Best Fats for Cooking and Baking
I just had my usual morning breakfast (a bowl of steel-cut oats with fruit and an omlet). While enjoying each delicious bite, I wondered if most people know which cooking oils are good for you.
Do you cook or bake with Vegetable Oils? Canola Oil? Coconut Oil? Olive Oil?
First, Vegetable oils are NOT good for you. They are processed under high heat and use solvents to produce. This includes soybean oil, corn oil, cottonseed oil, grapeseed oil, safflower, etc. Because these oils are composed of polyunsaturated fats, when exposed to heat and light they are prone to oxidation and free radical production. This is one of the main causes of inflammation. And this is why you feel bloated after a bowl of cereal (if you don't cook breakfast)….
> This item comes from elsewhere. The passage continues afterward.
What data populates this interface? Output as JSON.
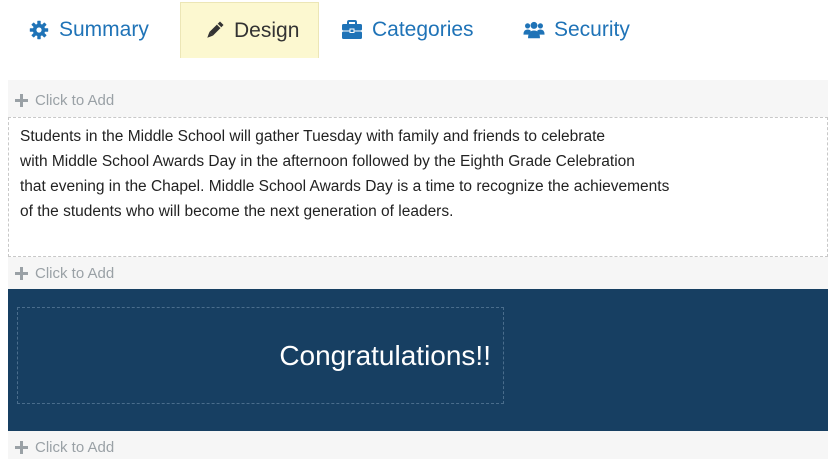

Now not all polyunsaturated fats are bad. Nuts and seeds are very good for you – as long as they are natural and raw (opposed to roast). And, refrigerate you nut containers once opened to maintain freshness.
Next throw out Margarine and Canola Oil. Remember in chemistry class that margarine is one molecule chain from plastic? And Canola Oil? It’s not called rapeseed for a reason. Although it’s more of a monounsaturated fat, like vegetable oils it is chemically processed. Would you ingest petroleum????
Good monounsaturated fat oils include Avocado Oil Macadamia Nut Oil and Olive Oil. They can be used under LOW heat. These are best used in salads and dressings.
So what is best for cooking in high heat?
Wow! So cooking in bacon fat is actually better than cooking in a rancid oil??!! – who’d have thought….. well...before you pull out the butter and lard, consider Coconut Oil as your first choice. Extra Virgin Cold Pressed Coconut oil is made of natural saturated fat and is great for high heat cooking. As a tropical oil, it contains Lauric Acid which helps support the immune system and fights inflammation.
So when you are cooking or baking use Coconut Oil….and… feel free to bring any of your yummy baking to class :0)